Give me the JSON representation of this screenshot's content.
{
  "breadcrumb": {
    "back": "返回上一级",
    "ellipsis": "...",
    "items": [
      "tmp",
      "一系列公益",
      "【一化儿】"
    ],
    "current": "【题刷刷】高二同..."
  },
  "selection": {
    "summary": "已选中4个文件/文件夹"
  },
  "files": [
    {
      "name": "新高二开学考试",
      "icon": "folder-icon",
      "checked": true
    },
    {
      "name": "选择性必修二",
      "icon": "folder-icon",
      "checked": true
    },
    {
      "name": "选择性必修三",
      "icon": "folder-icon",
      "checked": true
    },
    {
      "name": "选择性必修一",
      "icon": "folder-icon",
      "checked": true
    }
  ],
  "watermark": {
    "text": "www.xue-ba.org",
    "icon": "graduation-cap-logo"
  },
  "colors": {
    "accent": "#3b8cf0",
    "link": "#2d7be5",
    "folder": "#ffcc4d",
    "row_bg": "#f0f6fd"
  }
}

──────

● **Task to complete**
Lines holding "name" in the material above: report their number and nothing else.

● **Problem solution**
4